§ **ABOUT THIS TASK**
Repeat every line that appears below, with nothing altered.

[Stored items]
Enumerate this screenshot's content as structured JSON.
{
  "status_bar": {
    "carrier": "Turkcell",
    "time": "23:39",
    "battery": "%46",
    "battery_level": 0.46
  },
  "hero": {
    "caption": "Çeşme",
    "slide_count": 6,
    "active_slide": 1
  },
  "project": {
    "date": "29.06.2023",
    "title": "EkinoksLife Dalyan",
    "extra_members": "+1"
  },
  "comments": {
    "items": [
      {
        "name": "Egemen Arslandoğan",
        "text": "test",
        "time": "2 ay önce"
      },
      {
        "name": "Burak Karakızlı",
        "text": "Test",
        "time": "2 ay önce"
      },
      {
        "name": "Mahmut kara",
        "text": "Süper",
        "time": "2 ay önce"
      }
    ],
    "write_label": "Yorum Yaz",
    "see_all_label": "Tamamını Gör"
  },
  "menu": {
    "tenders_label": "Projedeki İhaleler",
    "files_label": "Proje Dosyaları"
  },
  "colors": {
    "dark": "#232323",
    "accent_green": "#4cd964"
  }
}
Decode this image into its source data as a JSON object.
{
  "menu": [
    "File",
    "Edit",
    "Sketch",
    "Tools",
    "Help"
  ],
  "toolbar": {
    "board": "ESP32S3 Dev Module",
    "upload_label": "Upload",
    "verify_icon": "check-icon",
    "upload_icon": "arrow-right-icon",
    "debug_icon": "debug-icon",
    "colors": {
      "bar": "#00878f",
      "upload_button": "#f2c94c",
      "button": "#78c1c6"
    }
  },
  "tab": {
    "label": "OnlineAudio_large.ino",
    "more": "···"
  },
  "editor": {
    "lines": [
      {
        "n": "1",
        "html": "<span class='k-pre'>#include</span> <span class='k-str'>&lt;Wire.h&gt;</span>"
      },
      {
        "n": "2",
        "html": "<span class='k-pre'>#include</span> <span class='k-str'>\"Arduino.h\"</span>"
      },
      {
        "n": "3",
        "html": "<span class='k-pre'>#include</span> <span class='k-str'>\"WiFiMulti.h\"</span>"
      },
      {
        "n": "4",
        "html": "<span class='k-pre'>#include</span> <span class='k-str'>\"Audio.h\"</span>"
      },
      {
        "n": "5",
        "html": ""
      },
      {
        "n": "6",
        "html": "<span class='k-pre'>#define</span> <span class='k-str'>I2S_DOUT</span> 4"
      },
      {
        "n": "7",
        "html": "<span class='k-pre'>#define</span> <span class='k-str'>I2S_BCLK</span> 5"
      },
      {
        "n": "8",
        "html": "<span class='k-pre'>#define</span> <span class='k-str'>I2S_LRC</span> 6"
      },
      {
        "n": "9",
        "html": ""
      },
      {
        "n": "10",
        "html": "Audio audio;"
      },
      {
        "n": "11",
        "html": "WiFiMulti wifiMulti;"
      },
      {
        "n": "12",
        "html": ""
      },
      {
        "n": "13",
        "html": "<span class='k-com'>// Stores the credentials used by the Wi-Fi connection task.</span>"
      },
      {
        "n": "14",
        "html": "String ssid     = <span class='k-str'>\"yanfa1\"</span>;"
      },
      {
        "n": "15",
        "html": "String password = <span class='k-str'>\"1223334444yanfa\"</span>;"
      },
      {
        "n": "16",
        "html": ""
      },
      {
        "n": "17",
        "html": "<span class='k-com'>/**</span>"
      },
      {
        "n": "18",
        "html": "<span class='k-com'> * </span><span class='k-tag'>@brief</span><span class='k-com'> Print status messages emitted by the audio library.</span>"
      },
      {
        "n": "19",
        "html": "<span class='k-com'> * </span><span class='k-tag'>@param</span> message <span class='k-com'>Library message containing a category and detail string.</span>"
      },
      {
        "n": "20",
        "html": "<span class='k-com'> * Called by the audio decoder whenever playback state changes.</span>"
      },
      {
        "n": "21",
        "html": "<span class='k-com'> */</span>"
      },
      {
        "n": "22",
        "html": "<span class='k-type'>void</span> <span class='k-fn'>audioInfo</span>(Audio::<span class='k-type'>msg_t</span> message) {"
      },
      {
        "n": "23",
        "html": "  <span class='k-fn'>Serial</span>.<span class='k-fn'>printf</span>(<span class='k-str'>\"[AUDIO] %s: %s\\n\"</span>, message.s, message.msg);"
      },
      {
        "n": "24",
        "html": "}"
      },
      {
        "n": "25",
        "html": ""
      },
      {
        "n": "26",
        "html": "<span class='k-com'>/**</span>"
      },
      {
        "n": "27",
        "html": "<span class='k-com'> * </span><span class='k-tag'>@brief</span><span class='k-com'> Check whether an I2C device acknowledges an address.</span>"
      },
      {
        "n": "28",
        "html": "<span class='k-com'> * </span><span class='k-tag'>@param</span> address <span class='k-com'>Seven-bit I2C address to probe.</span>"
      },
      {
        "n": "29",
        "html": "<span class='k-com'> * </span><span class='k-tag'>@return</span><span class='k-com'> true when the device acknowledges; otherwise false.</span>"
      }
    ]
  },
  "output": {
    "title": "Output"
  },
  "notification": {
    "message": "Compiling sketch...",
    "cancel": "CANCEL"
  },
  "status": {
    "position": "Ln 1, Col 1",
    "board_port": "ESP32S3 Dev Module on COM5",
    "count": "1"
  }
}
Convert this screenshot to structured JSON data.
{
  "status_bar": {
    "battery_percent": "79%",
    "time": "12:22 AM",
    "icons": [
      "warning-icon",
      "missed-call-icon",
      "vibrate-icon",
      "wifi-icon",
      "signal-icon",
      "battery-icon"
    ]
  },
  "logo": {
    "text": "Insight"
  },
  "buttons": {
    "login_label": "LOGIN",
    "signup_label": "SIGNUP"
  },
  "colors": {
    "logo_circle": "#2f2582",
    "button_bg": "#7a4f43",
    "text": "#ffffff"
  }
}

§ **WRITTEN ANSWER**
Enumerate this screenshot's content as structured JSON.
{
  "status_bar": {
    "carrier": "Turkcell",
    "time": "23:39",
    "battery": "%46",
    "battery_level": 0.46
  },
  "hero": {
    "caption": "Çeşme",
    "slide_count": 6,
    "active_slide": 1
  },
  "project": {
    "date": "29.06.2023",
    "title": "EkinoksLife Dalyan",
    "extra_members": "+1"
  },
  "comments": {
    "items": [
      {
        "name": "Egemen Arslandoğan",
        "text": "test",
        "time": "2 ay önce"
      },
      {
        "name": "Burak Karakızlı",
        "text": "Test",
        "time": "2 ay önce"
      },
      {
        "name": "Mahmut kara",
        "text": "Süper",
        "time": "2 ay önce"
      }
    ],
    "write_label": "Yorum Yaz",
    "see_all_label": "Tamamını Gör"
  },
  "menu": {
    "tenders_label": "Projedeki İhaleler",
    "files_label": "Proje Dosyaları"
  },
  "colors": {
    "dark": "#232323",
    "accent_green": "#4cd964"
  }
}
Decode this image into its source data as a JSON object.
{
  "menu": [
    "File",
    "Edit",
    "Sketch",
    "Tools",
    "Help"
  ],
  "toolbar": {
    "board": "ESP32S3 Dev Module",
    "upload_label": "Upload",
    "verify_icon": "check-icon",
    "upload_icon": "arrow-right-icon",
    "debug_icon": "debug-icon",
    "colors": {
      "bar": "#00878f",
      "upload_button": "#f2c94c",
      "button": "#78c1c6"
    }
  },
  "tab": {
    "label": "OnlineAudio_large.ino",
    "more": "···"
  },
  "editor": {
    "lines": [
      {
        "n": "1",
        "html": "<span class='k-pre'>#include</span> <span class='k-str'>&lt;Wire.h&gt;</span>"
      },
      {
        "n": "2",
        "html": "<span class='k-pre'>#include</span> <span class='k-str'>\"Arduino.h\"</span>"
      },
      {
        "n": "3",
        "html": "<span class='k-pre'>#include</span> <span class='k-str'>\"WiFiMulti.h\"</span>"
      },
      {
        "n": "4",
        "html": "<span class='k-pre'>#include</span> <span class='k-str'>\"Audio.h\"</span>"
      },
      {
        "n": "5",
        "html": ""
      },
      {
        "n": "6",
        "html": "<span class='k-pre'>#define</span> <span class='k-str'>I2S_DOUT</span> 4"
      },
      {
        "n": "7",
        "html": "<span class='k-pre'>#define</span> <span class='k-str'>I2S_BCLK</span> 5"
      },
      {
        "n": "8",
        "html": "<span class='k-pre'>#define</span> <span class='k-str'>I2S_LRC</span> 6"
      },
      {
        "n": "9",
        "html": ""
      },
      {
        "n": "10",
        "html": "Audio audio;"
      },
      {
        "n": "11",
        "html": "WiFiMulti wifiMulti;"
      },
      {
        "n": "12",
        "html": ""
      },
      {
        "n": "13",
        "html": "<span class='k-com'>// Stores the credentials used by the Wi-Fi connection task.</span>"
      },
      {
        "n": "14",
        "html": "String ssid     = <span class='k-str'>\"yanfa1\"</span>;"
      },
      {
        "n": "15",
        "html": "String password = <span class='k-str'>\"1223334444yanfa\"</span>;"
      },
      {
        "n": "16",
        "html": ""
      },
      {
        "n": "17",
        "html": "<span class='k-com'>/**</span>"
      },
      {
        "n": "18",
        "html": "<span class='k-com'> * </span><span class='k-tag'>@brief</span><span class='k-com'> Print status messages emitted by the audio library.</span>"
      },
      {
        "n": "19",
        "html": "<span class='k-com'> * </span><span class='k-tag'>@param</span> message <span class='k-com'>Library message containing a category and detail string.</span>"
      },
      {
        "n": "20",
        "html": "<span class='k-com'> * Called by the audio decoder whenever playback state changes.</span>"
      },
      {
        "n": "21",
        "html": "<span class='k-com'> */</span>"
      },
      {
        "n": "22",
        "html": "<span class='k-type'>void</span> <span class='k-fn'>audioInfo</span>(Audio::<span class='k-type'>msg_t</span> message) {"
      },
      {
        "n": "23",
        "html": "  <span class='k-fn'>Serial</span>.<span class='k-fn'>printf</span>(<span class='k-str'>\"[AUDIO] %s: %s\\n\"</span>, message.s, message.msg);"
      },
      {
        "n": "24",
        "html": "}"
      },
      {
        "n": "25",
        "html": ""
      },
      {
        "n": "26",
        "html": "<span class='k-com'>/**</span>"
      },
      {
        "n": "27",
        "html": "<span class='k-com'> * </span><span class='k-tag'>@brief</span><span class='k-com'> Check whether an I2C device acknowledges an address.</span>"
      },
      {
        "n": "28",
        "html": "<span class='k-com'> * </span><span class='k-tag'>@param</span> address <span class='k-com'>Seven-bit I2C address to probe.</span>"
      },
      {
        "n": "29",
        "html": "<span class='k-com'> * </span><span class='k-tag'>@return</span><span class='k-com'> true when the device acknowledges; otherwise false.</span>"
      }
    ]
  },
  "output": {
    "title": "Output"
  },
  "notification": {
    "message": "Compiling sketch...",
    "cancel": "CANCEL"
  },
  "status": {
    "position": "Ln 1, Col 1",
    "board_port": "ESP32S3 Dev Module on COM5",
    "count": "1"
  }
}
Convert this screenshot to structured JSON data.
{
  "status_bar": {
    "battery_percent": "79%",
    "time": "12:22 AM",
    "icons": [
      "warning-icon",
      "missed-call-icon",
      "vibrate-icon",
      "wifi-icon",
      "signal-icon",
      "battery-icon"
    ]
  },
  "logo": {
    "text": "Insight"
  },
  "buttons": {
    "login_label": "LOGIN",
    "signup_label": "SIGNUP"
  },
  "colors": {
    "logo_circle": "#2f2582",
    "button_bg": "#7a4f43",
    "text": "#ffffff"
  }
}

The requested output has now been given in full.